PROMPT: Give the number of lines in the following entries that contain the word "Last", with nothing added.

=== Section Start ===

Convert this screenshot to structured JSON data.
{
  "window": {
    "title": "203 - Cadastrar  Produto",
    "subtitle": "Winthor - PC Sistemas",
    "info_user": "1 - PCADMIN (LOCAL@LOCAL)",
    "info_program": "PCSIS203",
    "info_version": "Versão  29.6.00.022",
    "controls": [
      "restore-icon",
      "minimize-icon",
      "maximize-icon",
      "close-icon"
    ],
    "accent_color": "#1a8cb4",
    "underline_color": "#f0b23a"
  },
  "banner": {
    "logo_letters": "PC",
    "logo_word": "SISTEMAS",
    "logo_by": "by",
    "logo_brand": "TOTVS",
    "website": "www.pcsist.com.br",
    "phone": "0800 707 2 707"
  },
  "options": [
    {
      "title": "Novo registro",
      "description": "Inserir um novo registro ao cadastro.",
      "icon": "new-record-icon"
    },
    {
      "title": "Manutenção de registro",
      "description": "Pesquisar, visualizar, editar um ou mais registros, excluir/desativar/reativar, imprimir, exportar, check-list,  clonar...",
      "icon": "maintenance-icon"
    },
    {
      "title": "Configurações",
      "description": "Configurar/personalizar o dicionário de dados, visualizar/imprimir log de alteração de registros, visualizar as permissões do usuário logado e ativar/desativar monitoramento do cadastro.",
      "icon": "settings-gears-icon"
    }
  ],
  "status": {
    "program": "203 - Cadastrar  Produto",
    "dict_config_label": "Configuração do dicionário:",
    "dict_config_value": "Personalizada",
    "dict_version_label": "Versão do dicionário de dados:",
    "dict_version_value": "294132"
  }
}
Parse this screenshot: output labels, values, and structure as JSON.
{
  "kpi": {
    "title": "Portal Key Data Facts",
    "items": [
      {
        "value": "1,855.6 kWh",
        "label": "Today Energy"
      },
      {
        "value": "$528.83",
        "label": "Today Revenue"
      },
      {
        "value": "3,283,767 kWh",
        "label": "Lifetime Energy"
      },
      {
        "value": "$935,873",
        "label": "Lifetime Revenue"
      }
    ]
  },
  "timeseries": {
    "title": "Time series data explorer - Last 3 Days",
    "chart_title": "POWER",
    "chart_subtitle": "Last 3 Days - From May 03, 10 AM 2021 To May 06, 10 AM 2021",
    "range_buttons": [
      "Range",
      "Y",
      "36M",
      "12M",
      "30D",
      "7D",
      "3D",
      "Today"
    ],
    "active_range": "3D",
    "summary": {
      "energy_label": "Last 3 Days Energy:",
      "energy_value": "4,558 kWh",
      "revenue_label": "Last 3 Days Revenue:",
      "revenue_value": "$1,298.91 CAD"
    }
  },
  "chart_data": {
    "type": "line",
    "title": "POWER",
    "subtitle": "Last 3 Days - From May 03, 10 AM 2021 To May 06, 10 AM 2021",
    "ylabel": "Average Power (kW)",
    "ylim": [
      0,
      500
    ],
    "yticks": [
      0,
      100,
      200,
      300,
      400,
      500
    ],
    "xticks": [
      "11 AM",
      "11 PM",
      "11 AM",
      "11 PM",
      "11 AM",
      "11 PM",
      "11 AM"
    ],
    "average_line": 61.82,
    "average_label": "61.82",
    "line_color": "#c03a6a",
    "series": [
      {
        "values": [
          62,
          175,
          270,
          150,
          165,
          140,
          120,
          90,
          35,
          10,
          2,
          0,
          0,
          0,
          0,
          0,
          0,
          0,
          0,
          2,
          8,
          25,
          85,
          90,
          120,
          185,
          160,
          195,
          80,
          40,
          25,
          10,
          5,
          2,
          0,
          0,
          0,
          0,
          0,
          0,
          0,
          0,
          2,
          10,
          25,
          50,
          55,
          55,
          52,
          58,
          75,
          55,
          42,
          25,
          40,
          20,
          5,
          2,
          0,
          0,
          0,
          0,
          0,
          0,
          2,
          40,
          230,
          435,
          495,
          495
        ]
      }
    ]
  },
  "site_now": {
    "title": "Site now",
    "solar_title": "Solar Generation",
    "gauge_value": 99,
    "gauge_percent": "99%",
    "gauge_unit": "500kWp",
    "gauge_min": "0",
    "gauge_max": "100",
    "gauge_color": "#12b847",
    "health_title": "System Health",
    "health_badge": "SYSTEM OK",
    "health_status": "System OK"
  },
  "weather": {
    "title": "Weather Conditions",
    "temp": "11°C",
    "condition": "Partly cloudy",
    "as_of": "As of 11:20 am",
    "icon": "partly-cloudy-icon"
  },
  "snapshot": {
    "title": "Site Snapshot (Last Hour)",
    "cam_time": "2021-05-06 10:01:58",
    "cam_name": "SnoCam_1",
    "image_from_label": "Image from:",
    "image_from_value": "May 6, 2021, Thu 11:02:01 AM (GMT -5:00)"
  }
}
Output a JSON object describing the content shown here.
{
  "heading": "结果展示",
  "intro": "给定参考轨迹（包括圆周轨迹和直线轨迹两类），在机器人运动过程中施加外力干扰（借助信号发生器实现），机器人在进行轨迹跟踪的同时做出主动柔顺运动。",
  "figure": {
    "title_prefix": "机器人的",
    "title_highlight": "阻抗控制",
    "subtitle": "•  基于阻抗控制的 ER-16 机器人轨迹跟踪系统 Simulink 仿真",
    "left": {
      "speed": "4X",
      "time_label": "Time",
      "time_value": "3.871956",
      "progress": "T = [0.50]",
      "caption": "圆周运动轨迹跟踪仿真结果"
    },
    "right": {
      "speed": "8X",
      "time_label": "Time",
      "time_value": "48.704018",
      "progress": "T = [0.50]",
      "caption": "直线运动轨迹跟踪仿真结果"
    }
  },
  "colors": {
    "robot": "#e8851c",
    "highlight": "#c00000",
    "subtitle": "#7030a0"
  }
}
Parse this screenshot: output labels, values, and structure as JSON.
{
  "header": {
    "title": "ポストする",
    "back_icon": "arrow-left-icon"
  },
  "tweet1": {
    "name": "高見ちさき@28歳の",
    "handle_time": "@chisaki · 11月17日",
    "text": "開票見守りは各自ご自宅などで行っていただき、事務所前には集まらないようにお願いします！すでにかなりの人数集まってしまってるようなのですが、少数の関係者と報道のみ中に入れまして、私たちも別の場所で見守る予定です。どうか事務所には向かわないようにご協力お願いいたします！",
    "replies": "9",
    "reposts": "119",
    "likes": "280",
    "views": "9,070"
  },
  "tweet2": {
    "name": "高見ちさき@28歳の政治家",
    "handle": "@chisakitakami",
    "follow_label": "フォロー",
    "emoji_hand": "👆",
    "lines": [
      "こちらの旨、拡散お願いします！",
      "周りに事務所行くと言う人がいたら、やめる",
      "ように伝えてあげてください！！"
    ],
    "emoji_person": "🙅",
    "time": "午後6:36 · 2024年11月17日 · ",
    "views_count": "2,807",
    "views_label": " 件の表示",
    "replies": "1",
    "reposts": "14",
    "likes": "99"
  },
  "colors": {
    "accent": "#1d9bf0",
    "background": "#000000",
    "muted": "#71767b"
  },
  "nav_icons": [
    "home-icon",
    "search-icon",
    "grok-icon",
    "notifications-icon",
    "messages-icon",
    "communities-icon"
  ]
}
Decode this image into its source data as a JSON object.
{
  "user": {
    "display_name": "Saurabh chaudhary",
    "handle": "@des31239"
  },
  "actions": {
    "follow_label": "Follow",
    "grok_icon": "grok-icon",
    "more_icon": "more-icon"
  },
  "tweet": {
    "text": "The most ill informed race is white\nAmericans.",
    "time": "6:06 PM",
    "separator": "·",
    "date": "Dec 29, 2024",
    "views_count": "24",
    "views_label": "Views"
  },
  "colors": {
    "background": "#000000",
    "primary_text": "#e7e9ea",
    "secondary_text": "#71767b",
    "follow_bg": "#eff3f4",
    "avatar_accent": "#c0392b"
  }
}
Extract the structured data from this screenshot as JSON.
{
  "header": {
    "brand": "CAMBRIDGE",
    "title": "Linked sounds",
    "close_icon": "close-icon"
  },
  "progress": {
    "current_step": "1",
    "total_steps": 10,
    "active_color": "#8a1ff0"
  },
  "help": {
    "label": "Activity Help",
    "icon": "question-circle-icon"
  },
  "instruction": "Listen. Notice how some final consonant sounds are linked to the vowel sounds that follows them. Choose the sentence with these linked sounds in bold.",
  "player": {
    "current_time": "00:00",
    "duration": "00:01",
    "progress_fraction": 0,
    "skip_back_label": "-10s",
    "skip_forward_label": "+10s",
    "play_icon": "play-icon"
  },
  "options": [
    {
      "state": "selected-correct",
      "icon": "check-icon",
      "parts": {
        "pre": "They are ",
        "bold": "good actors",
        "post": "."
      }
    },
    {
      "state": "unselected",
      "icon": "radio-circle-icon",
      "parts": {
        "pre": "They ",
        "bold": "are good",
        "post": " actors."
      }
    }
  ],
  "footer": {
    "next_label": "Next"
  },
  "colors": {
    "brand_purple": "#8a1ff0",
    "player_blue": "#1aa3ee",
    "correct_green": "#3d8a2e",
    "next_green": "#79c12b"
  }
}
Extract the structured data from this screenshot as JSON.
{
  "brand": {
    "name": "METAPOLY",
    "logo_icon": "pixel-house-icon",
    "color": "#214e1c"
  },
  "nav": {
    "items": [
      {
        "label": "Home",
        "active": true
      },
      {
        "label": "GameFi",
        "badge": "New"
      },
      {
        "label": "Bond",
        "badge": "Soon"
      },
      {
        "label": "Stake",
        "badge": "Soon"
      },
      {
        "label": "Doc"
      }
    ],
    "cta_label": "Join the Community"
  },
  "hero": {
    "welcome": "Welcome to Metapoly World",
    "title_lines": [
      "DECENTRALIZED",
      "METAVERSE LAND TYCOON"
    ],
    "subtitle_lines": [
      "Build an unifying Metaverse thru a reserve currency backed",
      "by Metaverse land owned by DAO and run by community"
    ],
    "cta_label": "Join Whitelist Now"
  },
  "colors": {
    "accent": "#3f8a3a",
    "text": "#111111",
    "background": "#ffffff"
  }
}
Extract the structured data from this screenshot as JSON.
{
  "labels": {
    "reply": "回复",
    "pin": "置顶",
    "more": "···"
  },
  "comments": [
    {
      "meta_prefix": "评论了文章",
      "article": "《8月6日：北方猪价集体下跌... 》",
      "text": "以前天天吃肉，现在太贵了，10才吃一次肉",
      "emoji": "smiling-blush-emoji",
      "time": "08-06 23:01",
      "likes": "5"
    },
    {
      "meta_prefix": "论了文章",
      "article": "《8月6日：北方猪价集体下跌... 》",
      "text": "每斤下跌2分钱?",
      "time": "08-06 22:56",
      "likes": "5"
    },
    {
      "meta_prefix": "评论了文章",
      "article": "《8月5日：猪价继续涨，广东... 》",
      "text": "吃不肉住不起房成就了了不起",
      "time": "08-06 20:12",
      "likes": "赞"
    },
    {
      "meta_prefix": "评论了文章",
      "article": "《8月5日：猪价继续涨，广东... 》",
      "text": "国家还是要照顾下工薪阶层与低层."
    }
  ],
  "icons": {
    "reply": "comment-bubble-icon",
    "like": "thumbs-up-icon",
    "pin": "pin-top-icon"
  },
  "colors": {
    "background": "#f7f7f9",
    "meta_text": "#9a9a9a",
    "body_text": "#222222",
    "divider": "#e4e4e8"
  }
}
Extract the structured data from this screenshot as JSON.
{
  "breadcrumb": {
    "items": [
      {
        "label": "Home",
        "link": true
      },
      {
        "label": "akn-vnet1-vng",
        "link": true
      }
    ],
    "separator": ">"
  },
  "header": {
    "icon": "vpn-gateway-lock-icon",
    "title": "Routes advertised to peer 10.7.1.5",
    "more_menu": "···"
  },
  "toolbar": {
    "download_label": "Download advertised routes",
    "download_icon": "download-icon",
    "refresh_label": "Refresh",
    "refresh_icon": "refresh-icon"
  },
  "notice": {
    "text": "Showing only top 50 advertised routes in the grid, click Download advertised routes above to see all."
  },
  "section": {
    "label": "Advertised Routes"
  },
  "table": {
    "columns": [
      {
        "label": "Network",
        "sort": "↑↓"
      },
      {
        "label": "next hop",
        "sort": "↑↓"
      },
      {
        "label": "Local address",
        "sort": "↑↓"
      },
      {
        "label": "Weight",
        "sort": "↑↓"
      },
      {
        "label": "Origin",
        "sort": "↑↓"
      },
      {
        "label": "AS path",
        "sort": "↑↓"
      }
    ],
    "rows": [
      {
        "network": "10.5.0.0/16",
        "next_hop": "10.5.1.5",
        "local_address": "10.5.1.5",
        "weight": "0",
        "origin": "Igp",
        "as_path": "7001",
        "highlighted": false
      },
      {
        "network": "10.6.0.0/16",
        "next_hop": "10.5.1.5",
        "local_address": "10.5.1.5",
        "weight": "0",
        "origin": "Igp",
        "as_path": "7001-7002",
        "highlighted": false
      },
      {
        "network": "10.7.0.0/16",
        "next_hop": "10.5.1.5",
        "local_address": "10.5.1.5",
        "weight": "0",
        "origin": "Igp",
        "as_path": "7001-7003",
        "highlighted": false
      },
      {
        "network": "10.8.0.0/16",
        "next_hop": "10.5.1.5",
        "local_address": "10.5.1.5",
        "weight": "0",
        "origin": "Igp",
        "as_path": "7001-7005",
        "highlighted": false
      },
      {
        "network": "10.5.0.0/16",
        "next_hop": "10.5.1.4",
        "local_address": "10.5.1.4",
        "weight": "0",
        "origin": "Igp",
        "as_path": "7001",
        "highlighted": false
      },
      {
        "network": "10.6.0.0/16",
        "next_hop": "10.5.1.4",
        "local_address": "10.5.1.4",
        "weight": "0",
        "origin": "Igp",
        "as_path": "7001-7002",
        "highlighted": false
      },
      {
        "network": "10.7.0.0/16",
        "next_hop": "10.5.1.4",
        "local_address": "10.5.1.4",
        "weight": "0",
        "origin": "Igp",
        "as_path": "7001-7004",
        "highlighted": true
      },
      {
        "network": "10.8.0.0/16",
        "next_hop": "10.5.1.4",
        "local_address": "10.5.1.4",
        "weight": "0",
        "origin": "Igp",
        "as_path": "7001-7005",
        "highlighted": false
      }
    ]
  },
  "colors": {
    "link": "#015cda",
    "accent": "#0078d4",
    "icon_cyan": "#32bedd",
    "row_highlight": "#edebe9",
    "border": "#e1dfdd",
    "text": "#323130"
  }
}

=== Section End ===

OUTPUT BELOW: 6